An opposition was filed by Australian singer Kylie Minogue in February 2016, who has registered two US trade marks for ‘Kylie’ in classes relating to entertainment and advertising/endorsement services.
Minogue’s representatives argued that if the applications were successful, this would cause confusion among consumers and would result in the dilution of Minogue’s well-established brand.
In the opposition, Jenner was referred to as a ‘secondary reality television personality‘ who is a ‘supporting character in the Keeping up with the Kardashians television show and is arguably much better known for her active media presence and her photographic exhibitionism and controversial posts.’ Minogue’s representatives argued that the registration of Jenner’s proposed trade marks would tarnish the distinctiveness and reputation of Minogue’s brand.
Given that the primary purpose of a trade mark is to indicate the origin of goods/services, in order to be successful it must be recognised by the public as being associated with the registering brand. Minogue’s representatives attacked Jenner’s application on the basis that ‘Kylie’ is most commonly associated with Minogue, given her presence in the entertainment industry since 1988. Jenner first appeared in the reality TV series ‘Keeping up with the Kardashians’ in 2007 and is one of the most followed personalities on social media.

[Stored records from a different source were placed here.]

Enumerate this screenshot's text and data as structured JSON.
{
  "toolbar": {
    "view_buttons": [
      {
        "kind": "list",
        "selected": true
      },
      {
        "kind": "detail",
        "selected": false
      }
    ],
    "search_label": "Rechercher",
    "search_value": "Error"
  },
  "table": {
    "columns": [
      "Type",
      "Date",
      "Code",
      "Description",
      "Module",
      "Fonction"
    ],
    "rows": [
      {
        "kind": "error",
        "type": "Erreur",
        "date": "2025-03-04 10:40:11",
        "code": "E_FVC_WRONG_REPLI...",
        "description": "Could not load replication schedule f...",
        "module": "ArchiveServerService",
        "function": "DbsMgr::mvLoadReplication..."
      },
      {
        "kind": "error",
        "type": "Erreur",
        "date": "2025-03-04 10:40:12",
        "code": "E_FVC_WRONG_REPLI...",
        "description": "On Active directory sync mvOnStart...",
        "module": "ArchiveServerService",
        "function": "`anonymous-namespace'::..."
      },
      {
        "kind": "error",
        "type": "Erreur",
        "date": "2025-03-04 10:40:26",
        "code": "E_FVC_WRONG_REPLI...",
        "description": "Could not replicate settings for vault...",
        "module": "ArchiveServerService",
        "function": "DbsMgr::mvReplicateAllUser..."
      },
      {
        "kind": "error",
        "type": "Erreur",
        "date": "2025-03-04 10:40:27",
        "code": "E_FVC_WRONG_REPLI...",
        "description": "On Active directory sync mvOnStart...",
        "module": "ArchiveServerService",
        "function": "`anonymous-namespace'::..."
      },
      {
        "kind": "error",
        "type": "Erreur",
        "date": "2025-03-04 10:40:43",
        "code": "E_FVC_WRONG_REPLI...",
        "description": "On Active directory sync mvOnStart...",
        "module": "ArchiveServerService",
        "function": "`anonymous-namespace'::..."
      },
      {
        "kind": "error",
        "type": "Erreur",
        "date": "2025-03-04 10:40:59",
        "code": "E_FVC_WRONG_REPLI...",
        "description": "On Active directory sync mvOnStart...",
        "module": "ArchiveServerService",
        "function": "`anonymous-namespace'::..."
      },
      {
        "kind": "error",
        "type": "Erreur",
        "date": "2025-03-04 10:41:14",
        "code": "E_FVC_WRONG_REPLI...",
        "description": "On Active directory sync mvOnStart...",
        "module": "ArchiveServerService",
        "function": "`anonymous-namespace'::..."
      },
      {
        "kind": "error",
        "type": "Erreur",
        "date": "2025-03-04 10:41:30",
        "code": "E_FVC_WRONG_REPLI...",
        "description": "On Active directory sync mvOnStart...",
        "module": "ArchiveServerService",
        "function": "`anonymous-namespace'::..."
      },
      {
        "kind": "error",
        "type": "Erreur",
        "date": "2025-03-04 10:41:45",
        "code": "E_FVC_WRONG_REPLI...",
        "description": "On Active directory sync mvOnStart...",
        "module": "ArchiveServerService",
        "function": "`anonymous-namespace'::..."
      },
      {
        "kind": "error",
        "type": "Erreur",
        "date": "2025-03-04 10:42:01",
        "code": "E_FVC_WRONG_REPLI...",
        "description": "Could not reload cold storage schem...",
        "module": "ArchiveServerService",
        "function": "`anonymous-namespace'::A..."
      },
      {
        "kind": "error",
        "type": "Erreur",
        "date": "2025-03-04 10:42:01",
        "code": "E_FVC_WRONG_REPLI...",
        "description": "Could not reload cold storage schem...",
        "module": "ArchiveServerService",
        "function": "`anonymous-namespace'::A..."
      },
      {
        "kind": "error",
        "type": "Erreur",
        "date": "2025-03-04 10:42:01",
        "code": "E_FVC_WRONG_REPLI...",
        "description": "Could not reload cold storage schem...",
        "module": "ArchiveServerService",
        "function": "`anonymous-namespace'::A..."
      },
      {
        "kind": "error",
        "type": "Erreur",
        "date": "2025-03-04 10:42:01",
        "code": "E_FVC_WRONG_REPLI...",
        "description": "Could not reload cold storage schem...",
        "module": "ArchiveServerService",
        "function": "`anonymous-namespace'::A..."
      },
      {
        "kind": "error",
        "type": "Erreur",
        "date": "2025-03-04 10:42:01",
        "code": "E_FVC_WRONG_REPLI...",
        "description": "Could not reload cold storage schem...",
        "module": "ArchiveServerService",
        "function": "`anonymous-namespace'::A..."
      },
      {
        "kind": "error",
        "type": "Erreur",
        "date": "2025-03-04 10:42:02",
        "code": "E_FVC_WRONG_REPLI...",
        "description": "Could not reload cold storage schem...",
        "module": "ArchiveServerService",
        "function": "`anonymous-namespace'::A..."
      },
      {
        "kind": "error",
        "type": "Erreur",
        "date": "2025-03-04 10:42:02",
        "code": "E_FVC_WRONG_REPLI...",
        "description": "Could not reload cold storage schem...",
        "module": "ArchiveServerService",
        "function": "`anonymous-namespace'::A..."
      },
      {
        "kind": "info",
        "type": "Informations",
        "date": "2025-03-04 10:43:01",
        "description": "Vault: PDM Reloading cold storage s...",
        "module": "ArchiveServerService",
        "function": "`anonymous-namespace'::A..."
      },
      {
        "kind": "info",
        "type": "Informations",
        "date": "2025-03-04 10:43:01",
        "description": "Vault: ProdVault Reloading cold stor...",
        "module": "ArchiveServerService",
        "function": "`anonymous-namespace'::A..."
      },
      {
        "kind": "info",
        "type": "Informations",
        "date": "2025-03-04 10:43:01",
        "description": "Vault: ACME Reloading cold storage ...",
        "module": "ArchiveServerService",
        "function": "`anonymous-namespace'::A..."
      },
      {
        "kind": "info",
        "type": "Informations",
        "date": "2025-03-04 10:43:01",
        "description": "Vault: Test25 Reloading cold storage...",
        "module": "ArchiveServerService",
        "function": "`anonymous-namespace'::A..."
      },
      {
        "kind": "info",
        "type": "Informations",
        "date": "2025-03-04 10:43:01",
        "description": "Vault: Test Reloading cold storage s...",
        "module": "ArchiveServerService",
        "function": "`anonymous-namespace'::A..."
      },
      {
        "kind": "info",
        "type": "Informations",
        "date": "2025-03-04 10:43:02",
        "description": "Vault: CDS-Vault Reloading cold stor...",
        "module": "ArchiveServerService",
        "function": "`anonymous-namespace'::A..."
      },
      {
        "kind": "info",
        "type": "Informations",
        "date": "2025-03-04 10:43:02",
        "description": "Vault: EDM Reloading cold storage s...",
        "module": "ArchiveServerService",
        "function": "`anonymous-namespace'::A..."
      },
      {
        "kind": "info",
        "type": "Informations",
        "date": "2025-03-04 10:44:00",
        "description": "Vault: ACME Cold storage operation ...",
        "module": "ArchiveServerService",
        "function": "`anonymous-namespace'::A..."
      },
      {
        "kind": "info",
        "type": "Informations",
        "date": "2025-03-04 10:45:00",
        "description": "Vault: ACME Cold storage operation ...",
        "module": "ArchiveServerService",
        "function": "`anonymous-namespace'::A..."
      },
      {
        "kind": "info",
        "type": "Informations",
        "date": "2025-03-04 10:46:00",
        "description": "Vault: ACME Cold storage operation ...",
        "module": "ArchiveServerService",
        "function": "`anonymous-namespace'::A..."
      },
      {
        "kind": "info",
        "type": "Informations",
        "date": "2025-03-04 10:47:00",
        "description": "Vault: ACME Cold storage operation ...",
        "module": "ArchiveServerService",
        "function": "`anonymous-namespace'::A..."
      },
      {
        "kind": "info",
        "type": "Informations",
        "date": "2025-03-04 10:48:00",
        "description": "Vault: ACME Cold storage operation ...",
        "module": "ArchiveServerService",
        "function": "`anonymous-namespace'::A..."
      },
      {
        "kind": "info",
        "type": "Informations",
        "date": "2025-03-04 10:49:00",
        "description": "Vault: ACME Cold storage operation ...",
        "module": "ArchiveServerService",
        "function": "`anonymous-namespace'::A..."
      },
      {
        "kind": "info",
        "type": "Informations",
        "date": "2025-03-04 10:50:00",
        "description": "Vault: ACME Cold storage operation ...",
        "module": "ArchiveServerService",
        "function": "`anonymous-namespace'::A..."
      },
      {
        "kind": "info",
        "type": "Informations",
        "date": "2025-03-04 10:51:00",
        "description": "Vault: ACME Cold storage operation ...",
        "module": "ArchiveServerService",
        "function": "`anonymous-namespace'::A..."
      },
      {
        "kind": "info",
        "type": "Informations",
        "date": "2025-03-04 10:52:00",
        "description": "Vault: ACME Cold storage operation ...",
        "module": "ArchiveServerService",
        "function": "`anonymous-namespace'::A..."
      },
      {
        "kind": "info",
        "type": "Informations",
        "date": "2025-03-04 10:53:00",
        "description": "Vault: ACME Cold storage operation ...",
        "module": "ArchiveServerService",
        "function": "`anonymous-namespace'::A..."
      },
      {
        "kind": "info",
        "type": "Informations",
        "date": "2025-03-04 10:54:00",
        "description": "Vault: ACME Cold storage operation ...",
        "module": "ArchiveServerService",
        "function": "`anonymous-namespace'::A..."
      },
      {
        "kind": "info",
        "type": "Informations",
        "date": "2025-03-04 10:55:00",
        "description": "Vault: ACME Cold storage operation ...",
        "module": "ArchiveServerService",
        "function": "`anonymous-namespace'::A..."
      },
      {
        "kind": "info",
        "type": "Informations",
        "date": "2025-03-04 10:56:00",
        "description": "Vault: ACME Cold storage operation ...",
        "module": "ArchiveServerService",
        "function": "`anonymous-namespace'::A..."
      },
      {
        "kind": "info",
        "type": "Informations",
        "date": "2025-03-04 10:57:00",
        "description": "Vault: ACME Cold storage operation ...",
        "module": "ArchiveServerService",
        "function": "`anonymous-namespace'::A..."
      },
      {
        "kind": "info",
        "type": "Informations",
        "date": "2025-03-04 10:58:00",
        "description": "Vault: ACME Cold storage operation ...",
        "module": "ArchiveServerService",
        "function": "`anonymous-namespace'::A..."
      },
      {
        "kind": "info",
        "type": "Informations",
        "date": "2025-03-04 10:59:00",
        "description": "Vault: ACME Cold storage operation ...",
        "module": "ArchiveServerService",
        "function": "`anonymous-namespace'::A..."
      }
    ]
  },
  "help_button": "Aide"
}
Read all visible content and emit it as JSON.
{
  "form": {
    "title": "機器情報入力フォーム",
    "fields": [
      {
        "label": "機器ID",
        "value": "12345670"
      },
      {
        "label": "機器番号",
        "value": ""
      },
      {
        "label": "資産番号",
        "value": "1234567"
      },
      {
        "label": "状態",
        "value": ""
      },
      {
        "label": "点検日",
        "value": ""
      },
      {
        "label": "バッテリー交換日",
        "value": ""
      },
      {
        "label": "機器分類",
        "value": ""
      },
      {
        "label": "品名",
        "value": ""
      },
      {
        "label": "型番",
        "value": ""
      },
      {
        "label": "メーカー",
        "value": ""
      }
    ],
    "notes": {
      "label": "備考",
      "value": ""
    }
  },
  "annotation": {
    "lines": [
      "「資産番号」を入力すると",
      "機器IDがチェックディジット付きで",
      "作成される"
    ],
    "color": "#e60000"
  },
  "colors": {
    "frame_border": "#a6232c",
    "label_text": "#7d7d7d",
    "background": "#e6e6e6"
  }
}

In March 2016, the proceedings were put on pause to allow the parties to enter settlement discussions and as of 19 January 2017, Minogue’s opposition was withdrawn. ‘Kylie’ was filed at the USPTO on 6 February 2017 and the application is currently under examination.
The details of the settlement have not been published but it is likely given the value of ‘Kylie’ to both brands, that restrictions on Jenner’s use of the trade marks have been agreed and significant sums of money have been paid to enable the applications to proceed.
This long running battle demonstrates the value placed on the protection offered by trademarks. It also highlights the importance for brands to consider opposing any third party trade mark applications which may dilute and/or damage their established reputation, with a view to preventing its registration or obtaining acceptable settlement terms for use.